Over the past few years, I have talked with several dozen Burton Group clients who are struggling with defining their next generation desktop and application delivery architecture. They often like the idea of the server-hosted virtual desktop, but not the cost. In addition, many of our clients are increasingly looking at cloud-based application delivery frameworks such as software-as-a-service (SaaS) and platform-as-a-service (PaaS). For example, several of our clients use the Salesforce.com customer relationship manager (CRM) SaaS-based application. The result- users get a rich application assessable from anywhere with a web browser, and IT sees a low total cost of ownership (TCO) for the CRM application. Other Burton Group clients have evaluated Microsoft Exchange via SaaS services, while others are keeping an eye on PaaS offerings such as Microsoft Azure.
Besides SaaS and PaaS, infrastructure-as-a-service (IaaS) is increasingly growing in popularity. One of the most common ways to deliver IaaS is by leveraging hardware-infrastructure-as-a-service (HIaaS) platforms (e.g., VMware vCloud, Amazon EC2, or Citrix Cloud Center). For the majority of our clients, their initial entry into HIaaS has started by building private clouds to host applications in virtual machines. HIaaS as a backend for desktop-as-a-service (DaaS) is on the radar of many of our clients. For several, 2010 plans include virtual desktop pilot projects, and small deployments by the fall. Note that while I’m being relatively light on the definitions, you can read Burton Group’s detailed perspective on cloud in the following free report “Cloud Computing: Transforming IT.”
If you’re wondering “What’s the point?” here it is. Application delivery does not have to begin and end at the virtual desktop, and in many cases will not. SaaS and PaaS services will increasingly play a role in delivering applications to end users. Presentation virtualization technologies such as Citrix’s XenApp will do so as well. XenApp as the delivery mechanism for internal SaaS, combined with the Citrix Receiver, for example, provides the framework to publish Windows applications to a variety of endpoints (e.g., notebook, netbook, iPhone, iPad, thin or zero client, and thick client). So in the end we’re winding up with several layers of application services that need to be seamlessly delivered to the end user. This means that security policy enforcement and identity management, for example, will need to traverse each service layer. For most organizations today, leveraging SaaS applications requires users to maintain a separate login for each provider. Identity federation in support of single sign-on access to cloud services will be a key enabler in the delivery of converged cloud services. Others (e.g., Microsoft and Novell) have tried and failed in the past, but this time the stakes are different. Strong interest in cloud services provides the use case waiting for a solution.

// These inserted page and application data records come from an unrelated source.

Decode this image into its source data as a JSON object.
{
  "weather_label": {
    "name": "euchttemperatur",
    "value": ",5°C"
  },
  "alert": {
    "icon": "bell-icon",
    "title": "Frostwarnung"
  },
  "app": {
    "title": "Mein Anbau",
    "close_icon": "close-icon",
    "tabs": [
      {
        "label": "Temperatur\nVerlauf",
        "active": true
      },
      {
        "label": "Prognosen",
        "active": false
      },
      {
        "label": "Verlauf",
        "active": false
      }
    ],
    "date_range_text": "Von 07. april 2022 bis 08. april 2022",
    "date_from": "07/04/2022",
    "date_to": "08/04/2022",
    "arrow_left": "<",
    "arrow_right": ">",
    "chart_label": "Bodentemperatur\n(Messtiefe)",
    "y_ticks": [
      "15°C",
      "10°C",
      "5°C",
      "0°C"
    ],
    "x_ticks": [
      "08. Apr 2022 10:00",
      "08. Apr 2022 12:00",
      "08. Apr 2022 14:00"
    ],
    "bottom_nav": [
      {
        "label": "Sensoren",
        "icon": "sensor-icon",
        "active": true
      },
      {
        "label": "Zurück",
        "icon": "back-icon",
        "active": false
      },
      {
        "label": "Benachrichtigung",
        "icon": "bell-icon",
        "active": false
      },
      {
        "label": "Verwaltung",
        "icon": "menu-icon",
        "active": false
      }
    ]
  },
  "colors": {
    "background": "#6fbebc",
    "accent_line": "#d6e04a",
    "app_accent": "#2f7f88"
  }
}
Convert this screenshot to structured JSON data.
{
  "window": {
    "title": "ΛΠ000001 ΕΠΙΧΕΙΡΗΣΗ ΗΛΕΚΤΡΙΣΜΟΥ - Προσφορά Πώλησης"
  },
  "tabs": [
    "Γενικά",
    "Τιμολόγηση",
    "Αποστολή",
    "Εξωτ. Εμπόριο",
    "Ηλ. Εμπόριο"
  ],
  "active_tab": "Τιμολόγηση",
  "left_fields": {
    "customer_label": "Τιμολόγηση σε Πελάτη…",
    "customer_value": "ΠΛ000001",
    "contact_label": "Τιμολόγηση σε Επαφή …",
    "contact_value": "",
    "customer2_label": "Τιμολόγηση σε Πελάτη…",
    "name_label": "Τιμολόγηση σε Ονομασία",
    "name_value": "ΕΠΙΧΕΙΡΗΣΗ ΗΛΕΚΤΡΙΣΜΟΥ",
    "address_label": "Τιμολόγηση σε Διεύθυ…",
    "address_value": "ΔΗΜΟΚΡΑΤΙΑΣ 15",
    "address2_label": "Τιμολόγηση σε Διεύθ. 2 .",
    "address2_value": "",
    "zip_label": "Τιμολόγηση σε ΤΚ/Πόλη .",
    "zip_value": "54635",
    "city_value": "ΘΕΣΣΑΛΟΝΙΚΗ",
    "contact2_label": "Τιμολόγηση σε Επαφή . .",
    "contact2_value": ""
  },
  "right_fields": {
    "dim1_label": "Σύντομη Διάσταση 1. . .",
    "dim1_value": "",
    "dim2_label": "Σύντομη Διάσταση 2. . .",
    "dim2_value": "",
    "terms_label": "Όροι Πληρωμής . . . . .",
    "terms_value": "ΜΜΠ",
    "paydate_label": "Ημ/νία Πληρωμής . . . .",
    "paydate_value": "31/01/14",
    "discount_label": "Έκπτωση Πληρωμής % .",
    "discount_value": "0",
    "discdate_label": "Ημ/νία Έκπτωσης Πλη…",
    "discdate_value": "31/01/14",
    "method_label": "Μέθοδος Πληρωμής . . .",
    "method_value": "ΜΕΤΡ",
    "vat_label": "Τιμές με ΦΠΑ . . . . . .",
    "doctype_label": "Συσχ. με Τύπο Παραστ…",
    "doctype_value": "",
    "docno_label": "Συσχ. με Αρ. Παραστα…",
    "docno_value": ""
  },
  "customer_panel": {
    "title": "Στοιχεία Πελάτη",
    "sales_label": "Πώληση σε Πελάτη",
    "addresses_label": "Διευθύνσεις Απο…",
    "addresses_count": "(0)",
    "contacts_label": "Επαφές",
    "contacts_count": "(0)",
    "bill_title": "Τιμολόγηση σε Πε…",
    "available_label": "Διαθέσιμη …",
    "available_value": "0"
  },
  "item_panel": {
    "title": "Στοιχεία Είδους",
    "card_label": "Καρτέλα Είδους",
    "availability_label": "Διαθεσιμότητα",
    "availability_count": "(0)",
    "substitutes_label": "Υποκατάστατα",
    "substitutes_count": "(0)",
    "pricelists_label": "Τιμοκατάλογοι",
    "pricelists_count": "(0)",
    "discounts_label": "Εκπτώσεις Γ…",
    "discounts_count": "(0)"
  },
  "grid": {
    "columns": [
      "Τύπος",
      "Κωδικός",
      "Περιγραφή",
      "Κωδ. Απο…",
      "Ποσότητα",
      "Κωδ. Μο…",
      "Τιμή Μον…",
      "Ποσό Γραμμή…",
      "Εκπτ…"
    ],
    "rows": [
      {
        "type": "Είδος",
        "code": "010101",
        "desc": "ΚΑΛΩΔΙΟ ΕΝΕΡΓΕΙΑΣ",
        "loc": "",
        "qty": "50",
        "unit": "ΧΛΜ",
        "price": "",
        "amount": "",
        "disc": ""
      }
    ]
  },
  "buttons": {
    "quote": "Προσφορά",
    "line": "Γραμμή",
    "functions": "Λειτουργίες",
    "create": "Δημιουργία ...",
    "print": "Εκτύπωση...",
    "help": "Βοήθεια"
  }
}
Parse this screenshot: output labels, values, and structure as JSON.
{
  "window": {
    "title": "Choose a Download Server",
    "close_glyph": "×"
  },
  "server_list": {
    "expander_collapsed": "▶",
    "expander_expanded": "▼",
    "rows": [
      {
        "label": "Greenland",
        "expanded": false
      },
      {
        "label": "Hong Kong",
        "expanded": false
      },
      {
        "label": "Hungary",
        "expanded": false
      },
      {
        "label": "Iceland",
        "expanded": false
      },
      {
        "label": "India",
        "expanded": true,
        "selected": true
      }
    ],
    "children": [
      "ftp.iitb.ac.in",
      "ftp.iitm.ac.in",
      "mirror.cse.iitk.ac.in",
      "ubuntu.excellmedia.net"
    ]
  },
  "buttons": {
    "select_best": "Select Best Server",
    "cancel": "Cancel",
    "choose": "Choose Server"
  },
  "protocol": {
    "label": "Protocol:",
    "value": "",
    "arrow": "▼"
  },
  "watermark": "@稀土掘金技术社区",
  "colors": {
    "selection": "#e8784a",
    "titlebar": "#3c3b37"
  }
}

If we take the delivery of converged cloud services to the client endpoint, we get to what should be a divide between two user experience domains: personal space and work space. The endpoint device may include a client hypervisor to securely separate both personal space and work space, as shown below.
Granted, what I’m talking about here isn’t revolutionary. Many vendor examples relating to a bring-your-own-device delivery model highlight the need to separate personal space and work space, but they fall short in their inclusion of other relevant cloud application delivery services. In fact, I blogged about this approach a year ago. Independent analyst Brian Madden went a step further and predicted that 90% of virtual desktops will run on client endpoints.
To summarize, we need to keep the focus of application delivery on the application. If a call center’s application delivery requirements is best suited by a low-end device that uses a web browser to present applications to users via SaaS, then so be be it. If the application delivery requirements warrant a server-hosted virtual desktop, then that’s OK too. Still, in my opinion, IT’s future is about managing each user’s work space, and we should be looking at technologies that simplify delivery and presentation of converged cloud services. The winning vendor, and the one that drives a user’s work and/or personal space, is the one that nails the presentation of converged cloud delivery. I’m not sure who the winner will be, but I know that the winner won’t be the vendor going after this problem with a narrow view of the typical enterprise’s application delivery requirements. What do you think? We will be talking about these topics at Catalyst Europe in Prague next month, and I hope to see you there.